Keeping the streets SAFE

Back in 2005, the Auburn Hills Police Department launched a Stop Accidents From Escalating (SAFE) program. As Oakland University is partially in Auburn Hills, the Oakland University Police Department joined the program in 2008.

The program uses determined dates in which the departments heavily patrol areas in and around campus where many accidents or traffic violations occur. Officers then educate anyone who is pulled over on safe driving practices. OUPD will have one officer and AHPD will have two officers on the job on Oct. 12 that will watch traffic all day and not be called away unless there is a serious emergency.

These officers will patrol pre-determined areas on Oct 12. Information on the areas will be posted beforehand and signage will warn drivers that they are entering an enforcement zone.

OUPD is trying to be as transparent as possible about the process, so The Oakland Post sat down to talk with Lieutenant Terry Ross about what students, staff and faculty can expect.


What is the goal behind the SAFE Streets initiative?

“What we’re trying to do is take common accidents and common traffic offences and create a program that will enforce the law as well as educate people on those concerns. We have the partnership with AHPD so that we can work together better during emergencies. Because Oakland is half in Auburn Hills and half in Rochester, we love to work with those communities so we can function well if something serious happens.”

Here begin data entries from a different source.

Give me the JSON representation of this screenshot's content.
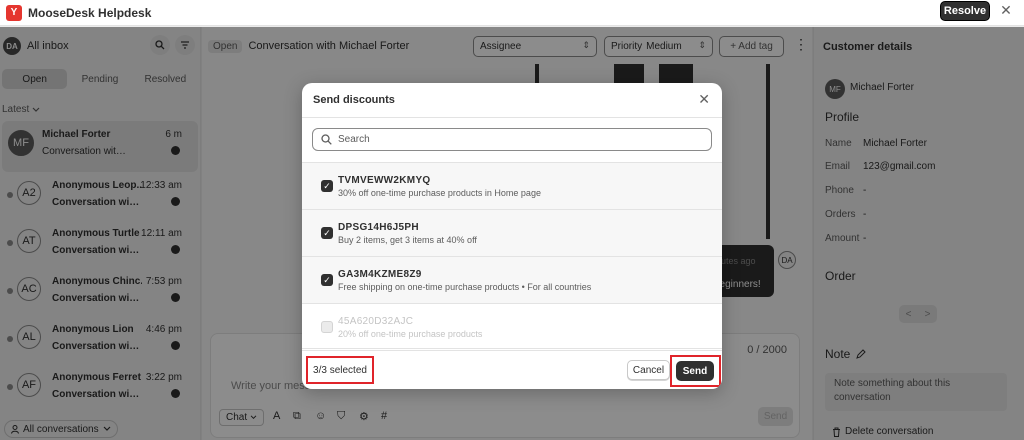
{
  "app": {
    "title": "MooseDesk Helpdesk",
    "logo_letter": "Y",
    "resolve_label": "Resolve",
    "close_glyph": "✕"
  },
  "inbox": {
    "avatar_initials": "DA",
    "title": "All inbox",
    "tabs": [
      {
        "label": "Open",
        "active": true
      },
      {
        "label": "Pending",
        "active": false
      },
      {
        "label": "Resolved",
        "active": false
      }
    ],
    "sort_label": "Latest",
    "conversations": [
      {
        "initials": "MF",
        "name": "Michael Forter",
        "time": "6 m",
        "preview": "Conversation with ...",
        "selected": true,
        "unread": false
      },
      {
        "initials": "A2",
        "name": "Anonymous Leop...",
        "time": "12:33 am",
        "preview": "Conversation with...",
        "selected": false,
        "unread": true
      },
      {
        "initials": "AT",
        "name": "Anonymous Turtle",
        "time": "12:11 am",
        "preview": "Conversation with...",
        "selected": false,
        "unread": true
      },
      {
        "initials": "AC",
        "name": "Anonymous Chinc...",
        "time": "7:53 pm",
        "preview": "Conversation with...",
        "selected": false,
        "unread": true
      },
      {
        "initials": "AL",
        "name": "Anonymous Lion",
        "time": "4:46 pm",
        "preview": "Conversation with...",
        "selected": false,
        "unread": true
      },
      {
        "initials": "AF",
        "name": "Anonymous Ferret",
        "time": "3:22 pm",
        "preview": "Conversation with...",
        "selected": false,
        "unread": true
      }
    ],
    "filter_label": "All conversations"
  },
  "conversation": {
    "status_badge": "Open",
    "title": "Conversation with Michael Forter",
    "assignee_label": "Assignee",
    "priority_label": "Priority",
    "priority_value": "Medium",
    "add_tag_label": "+ Add tag",
    "kebab_glyph": "⋮",
    "bubble_time": "nutes ago",
    "bubble_text": "beginners!",
    "bubble_avatar": "DA",
    "reply_placeholder": "Write your mess",
    "char_count": "0 / 2000",
    "channel_select": "Chat",
    "send_label": "Send"
  },
  "customer": {
    "panel_title": "Customer details",
    "avatar_initials": "MF",
    "name": "Michael Forter",
    "profile_heading": "Profile",
    "fields": [
      {
        "label": "Name",
        "value": "Michael Forter"
      },
      {
        "label": "Email",
        "value": "123@gmail.com"
      },
      {
        "label": "Phone",
        "value": "-"
      },
      {
        "label": "Orders",
        "value": "-"
      },
      {
        "label": "Amount",
        "value": "-"
      }
    ],
    "order_heading": "Order",
    "pager_prev": "<",
    "pager_next": ">",
    "note_heading": "Note",
    "note_placeholder": "Note something about this conversation",
    "delete_label": "Delete conversation"
  },
  "modal": {
    "title": "Send discounts",
    "close_glyph": "✕",
    "search_placeholder": "Search",
    "discounts": [
      {
        "code": "TVMVEWW2KMYQ",
        "description": "30% off one-time purchase products in Home page",
        "checked": true,
        "disabled": false
      },
      {
        "code": "DPSG14H6J5PH",
        "description": "Buy 2 items, get 3 items at 40% off",
        "checked": true,
        "disabled": false
      },
      {
        "code": "GA3M4KZME8Z9",
        "description": "Free shipping on one-time purchase products • For all countries",
        "checked": true,
        "disabled": false
      },
      {
        "code": "45A620D32AJC",
        "description": "20% off one-time purchase products",
        "checked": false,
        "disabled": true
      }
    ],
    "selected_count": "3/3 selected",
    "cancel_label": "Cancel",
    "send_label": "Send",
    "highlight_color": "#e0242a"
  }
}
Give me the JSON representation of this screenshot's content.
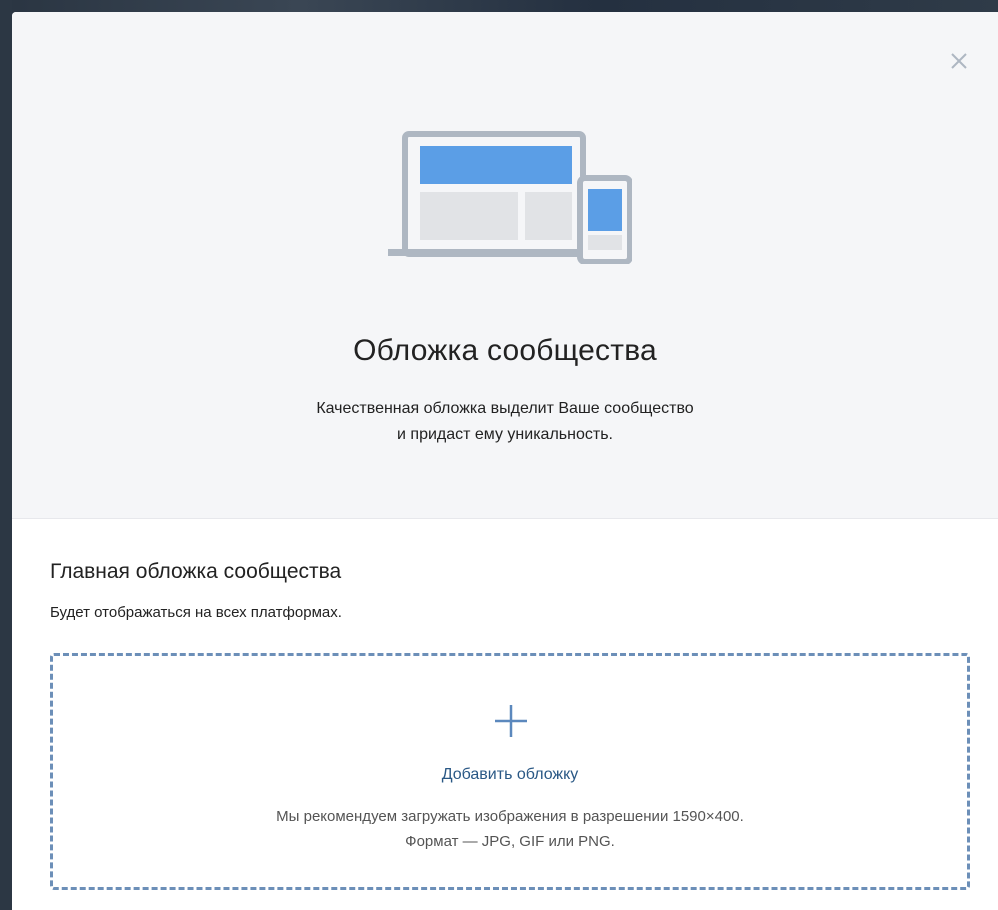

Is there anything new to the program this year?

“Well, looking back to 2008, I’d say that 80 to 90 percent of our heavy traffic locations and enforcement zones are the same. But, we change where we enforce based on new concerns. So, before Oct. 12 I’ll be looking at the new flow of traffic on campus. Since we did the SAFE initiative last, we’ve added new parking lots and a new traffic circle. So there are new spots to watch. For example, right now we have a new exit in the P38 lot. It’s one way, but we see people turning the wrong way out of it. So if that continues, we may do special enforcement over there.”

Do you change where you watch based on accidents?

“Absolutely. The enforcement zones are based on where accidents happen and tickets are written. It’s really a scientific process, and we’re fortunate that Auburn Hills does the work on that end in gathering data. They share it with me so I can see where the data says we should do enforcement. What is great about this system is that anybody in Auburn Hills or on Oakland’s campus will know that these areas will become enforcement zones. AHPD will have it on their social media and we share it with the campus radio, [The Post] and university Communications and Marketing so we can let people know. We’re also putting up signs. So as you drive around, a sign will tell you if you’re in an enforcement zone. So this is not a trick, we’ve designed it to educate people.”

If someone gets pulled over on this day, what can they expect?

“Well, of course, they’re probably going to get a ticket. But, besides getting the citation, they’re going to get a pamphlet with a list of things that cause common accidents. It will include things like how far behind someone you should drive and what you should or should not be doing while driving.”